_What you need to do:_ Each line below either holds the string "ffffff" or doesn't. Count those that do and give only the number.

_Stored data:_
=-=-=
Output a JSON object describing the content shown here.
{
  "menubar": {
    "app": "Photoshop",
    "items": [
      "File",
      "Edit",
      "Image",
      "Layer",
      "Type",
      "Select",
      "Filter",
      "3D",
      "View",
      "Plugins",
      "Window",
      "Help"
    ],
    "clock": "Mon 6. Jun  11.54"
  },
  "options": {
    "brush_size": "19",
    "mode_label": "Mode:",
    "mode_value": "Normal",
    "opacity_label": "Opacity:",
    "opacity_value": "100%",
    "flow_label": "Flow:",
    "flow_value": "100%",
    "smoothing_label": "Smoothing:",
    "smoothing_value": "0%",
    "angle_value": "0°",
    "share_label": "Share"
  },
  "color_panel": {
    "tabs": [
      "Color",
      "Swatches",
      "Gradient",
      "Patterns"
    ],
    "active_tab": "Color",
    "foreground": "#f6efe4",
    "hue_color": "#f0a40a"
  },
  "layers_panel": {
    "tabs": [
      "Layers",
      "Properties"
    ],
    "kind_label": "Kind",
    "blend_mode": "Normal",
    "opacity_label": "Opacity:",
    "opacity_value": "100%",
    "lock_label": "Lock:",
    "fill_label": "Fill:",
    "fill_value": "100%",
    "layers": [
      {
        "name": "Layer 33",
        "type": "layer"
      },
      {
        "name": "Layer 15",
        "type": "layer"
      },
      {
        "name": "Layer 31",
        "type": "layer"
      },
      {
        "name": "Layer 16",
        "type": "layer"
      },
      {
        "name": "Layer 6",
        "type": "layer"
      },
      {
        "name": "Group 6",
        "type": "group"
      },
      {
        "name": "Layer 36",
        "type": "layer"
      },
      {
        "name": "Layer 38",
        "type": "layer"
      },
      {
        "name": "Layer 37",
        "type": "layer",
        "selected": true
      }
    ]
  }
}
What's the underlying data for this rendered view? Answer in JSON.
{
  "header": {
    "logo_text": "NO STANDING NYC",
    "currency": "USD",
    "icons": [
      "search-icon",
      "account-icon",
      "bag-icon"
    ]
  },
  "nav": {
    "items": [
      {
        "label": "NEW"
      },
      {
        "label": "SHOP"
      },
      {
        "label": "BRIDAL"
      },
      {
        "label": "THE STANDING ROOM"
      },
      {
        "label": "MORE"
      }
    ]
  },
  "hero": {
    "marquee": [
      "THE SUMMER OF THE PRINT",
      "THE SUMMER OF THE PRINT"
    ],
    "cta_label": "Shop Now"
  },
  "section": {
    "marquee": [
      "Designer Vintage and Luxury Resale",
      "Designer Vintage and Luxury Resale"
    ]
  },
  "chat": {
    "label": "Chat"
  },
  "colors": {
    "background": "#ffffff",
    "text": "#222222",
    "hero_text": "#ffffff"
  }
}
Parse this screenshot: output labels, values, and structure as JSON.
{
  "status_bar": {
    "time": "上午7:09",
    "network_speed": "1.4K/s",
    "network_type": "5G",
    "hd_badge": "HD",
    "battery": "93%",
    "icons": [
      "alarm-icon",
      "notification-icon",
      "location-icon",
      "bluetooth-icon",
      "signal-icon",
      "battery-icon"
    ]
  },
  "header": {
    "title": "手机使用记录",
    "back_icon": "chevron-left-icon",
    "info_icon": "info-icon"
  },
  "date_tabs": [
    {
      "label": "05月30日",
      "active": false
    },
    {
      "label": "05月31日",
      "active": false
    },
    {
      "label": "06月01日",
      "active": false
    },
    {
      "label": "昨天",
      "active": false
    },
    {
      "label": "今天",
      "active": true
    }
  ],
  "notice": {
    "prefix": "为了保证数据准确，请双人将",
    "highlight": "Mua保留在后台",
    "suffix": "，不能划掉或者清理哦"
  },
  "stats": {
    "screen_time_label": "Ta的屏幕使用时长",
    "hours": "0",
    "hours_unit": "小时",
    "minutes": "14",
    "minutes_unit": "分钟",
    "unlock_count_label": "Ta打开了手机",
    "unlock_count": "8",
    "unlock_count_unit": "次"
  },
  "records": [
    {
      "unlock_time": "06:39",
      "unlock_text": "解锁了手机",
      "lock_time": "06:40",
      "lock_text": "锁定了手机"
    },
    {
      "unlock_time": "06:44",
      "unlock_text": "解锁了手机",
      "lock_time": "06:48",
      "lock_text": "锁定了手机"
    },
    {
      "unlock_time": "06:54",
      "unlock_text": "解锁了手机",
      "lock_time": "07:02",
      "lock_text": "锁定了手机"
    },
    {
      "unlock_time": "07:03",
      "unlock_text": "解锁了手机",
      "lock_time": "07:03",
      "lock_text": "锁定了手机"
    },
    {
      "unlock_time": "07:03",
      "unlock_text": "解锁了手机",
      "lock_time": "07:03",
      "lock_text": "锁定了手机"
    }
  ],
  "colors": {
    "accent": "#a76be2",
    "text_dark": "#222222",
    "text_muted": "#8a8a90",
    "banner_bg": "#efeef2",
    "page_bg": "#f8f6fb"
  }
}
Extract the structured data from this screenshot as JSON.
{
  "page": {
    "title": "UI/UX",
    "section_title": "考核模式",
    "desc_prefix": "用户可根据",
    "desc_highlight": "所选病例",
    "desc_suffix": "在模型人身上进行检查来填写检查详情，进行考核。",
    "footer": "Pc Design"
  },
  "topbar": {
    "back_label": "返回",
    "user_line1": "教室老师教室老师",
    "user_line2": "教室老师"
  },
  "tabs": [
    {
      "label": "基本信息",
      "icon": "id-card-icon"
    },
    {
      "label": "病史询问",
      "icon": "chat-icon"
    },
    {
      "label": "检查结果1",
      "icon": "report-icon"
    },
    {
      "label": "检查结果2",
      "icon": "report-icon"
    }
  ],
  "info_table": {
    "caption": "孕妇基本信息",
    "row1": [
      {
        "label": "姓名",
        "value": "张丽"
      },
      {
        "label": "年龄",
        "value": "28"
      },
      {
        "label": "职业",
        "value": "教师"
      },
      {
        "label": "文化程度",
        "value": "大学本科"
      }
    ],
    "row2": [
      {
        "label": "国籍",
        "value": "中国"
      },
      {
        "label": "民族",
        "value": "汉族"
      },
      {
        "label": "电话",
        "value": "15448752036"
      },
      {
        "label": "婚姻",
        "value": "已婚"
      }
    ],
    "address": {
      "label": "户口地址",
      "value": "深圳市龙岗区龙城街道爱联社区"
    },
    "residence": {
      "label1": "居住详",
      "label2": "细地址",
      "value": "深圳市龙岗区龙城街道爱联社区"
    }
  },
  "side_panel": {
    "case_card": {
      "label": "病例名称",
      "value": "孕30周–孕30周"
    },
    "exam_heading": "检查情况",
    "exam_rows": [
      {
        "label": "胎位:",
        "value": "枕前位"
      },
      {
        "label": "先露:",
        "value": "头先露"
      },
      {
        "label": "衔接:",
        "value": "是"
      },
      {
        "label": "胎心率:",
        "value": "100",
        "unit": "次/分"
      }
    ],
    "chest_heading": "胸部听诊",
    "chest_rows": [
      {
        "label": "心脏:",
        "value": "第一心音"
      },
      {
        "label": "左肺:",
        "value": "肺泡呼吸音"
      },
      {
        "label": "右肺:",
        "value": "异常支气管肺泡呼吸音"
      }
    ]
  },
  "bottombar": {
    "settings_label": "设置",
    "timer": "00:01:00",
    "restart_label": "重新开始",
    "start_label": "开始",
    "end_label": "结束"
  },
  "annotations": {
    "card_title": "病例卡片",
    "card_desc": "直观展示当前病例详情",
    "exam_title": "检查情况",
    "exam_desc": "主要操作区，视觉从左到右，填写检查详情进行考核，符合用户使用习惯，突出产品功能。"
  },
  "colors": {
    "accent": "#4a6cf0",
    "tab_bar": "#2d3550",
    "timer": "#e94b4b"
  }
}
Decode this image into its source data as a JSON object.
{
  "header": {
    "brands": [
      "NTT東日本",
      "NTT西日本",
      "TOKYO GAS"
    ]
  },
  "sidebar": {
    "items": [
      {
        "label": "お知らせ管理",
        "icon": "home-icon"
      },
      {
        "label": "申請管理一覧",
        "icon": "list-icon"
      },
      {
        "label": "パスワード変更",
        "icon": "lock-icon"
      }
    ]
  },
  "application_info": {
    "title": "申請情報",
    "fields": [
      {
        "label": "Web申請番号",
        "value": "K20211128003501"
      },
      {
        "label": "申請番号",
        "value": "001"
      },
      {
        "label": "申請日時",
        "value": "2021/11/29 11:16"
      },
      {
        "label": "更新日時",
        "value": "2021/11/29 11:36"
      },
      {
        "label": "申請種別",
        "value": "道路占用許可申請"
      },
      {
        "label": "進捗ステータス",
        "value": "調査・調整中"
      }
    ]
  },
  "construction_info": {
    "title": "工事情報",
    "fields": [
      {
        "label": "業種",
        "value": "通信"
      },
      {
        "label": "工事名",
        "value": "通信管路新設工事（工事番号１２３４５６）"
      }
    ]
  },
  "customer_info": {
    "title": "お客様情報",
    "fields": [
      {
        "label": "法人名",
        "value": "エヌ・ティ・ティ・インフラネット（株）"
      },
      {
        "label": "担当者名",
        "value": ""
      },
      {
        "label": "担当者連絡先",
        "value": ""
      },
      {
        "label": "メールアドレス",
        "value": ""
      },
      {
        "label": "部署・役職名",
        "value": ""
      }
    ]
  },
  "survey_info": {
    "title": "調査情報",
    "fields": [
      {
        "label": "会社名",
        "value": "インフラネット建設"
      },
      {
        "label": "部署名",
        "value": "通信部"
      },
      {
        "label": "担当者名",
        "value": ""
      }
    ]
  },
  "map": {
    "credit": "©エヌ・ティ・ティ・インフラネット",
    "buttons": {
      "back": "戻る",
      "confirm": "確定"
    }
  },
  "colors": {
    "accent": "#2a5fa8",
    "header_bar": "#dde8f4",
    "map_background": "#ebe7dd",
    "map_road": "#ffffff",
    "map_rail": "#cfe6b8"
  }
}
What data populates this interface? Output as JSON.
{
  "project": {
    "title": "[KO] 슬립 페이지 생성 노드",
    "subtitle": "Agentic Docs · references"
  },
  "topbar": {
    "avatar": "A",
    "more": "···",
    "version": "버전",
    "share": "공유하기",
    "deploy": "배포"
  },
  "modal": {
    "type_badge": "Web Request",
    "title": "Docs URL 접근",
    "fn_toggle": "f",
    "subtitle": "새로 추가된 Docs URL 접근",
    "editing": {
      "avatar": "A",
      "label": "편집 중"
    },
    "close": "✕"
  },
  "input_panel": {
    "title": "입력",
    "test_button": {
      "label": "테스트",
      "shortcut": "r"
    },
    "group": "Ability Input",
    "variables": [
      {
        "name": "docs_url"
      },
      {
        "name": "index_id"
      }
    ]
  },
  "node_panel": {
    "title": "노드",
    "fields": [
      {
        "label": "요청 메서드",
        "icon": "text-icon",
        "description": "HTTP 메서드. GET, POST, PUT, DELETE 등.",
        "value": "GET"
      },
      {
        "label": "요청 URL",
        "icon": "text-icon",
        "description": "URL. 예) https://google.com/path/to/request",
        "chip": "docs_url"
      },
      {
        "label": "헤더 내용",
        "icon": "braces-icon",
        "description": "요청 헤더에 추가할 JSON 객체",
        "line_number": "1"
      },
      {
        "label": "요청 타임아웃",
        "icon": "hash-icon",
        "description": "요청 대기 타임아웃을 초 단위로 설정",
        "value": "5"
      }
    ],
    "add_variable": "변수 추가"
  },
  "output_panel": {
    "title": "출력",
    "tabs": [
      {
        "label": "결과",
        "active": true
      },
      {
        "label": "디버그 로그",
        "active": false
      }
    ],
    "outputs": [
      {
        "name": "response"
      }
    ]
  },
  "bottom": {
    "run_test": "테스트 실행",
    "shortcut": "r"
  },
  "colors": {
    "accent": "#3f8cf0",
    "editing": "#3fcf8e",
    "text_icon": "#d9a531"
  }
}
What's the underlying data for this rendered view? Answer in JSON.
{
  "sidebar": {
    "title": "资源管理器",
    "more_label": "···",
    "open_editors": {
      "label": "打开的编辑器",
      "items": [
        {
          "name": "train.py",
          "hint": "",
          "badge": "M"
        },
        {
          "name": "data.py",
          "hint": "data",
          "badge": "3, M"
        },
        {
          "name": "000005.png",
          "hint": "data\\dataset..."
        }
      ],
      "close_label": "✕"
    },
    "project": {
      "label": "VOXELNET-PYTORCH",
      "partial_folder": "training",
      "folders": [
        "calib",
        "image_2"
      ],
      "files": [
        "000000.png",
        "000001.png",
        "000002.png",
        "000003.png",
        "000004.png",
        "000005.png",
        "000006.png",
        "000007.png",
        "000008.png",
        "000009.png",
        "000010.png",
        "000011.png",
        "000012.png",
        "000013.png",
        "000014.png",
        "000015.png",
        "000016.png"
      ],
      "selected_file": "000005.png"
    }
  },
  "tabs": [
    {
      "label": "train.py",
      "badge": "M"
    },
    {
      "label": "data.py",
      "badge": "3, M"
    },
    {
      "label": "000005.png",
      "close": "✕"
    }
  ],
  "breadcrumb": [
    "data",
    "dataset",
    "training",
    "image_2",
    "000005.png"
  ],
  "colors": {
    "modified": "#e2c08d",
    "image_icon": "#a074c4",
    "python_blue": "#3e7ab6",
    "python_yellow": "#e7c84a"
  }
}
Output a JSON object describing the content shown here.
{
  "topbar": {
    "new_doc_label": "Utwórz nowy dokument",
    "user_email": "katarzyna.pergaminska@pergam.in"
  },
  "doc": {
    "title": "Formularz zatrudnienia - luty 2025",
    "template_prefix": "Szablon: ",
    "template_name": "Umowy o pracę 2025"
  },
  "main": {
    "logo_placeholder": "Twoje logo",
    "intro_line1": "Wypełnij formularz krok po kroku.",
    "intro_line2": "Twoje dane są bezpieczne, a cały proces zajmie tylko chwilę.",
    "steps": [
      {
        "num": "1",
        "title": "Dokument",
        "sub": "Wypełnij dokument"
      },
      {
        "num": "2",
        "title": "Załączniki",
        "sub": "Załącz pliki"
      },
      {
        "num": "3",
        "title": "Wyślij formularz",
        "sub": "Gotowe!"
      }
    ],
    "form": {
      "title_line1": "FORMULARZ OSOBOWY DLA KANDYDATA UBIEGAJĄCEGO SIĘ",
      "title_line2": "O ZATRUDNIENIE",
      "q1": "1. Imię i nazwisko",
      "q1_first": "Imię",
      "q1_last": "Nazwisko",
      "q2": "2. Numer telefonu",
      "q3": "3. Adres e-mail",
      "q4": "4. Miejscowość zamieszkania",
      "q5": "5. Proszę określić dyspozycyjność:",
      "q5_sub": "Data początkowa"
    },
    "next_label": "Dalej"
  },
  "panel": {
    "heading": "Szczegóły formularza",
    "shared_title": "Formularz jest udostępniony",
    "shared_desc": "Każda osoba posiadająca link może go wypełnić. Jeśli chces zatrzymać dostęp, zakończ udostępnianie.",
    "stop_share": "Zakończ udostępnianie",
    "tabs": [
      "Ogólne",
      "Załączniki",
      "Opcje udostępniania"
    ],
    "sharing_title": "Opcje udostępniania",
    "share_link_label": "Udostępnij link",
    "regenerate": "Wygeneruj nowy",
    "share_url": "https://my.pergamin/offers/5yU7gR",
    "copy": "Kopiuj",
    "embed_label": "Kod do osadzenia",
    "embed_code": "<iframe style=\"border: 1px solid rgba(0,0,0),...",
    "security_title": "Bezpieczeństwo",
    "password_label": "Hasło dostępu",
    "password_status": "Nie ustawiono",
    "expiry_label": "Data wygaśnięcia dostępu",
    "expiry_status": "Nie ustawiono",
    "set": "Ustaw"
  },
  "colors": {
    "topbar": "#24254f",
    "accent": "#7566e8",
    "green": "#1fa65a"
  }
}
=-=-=
_Answer to this problem:_ 3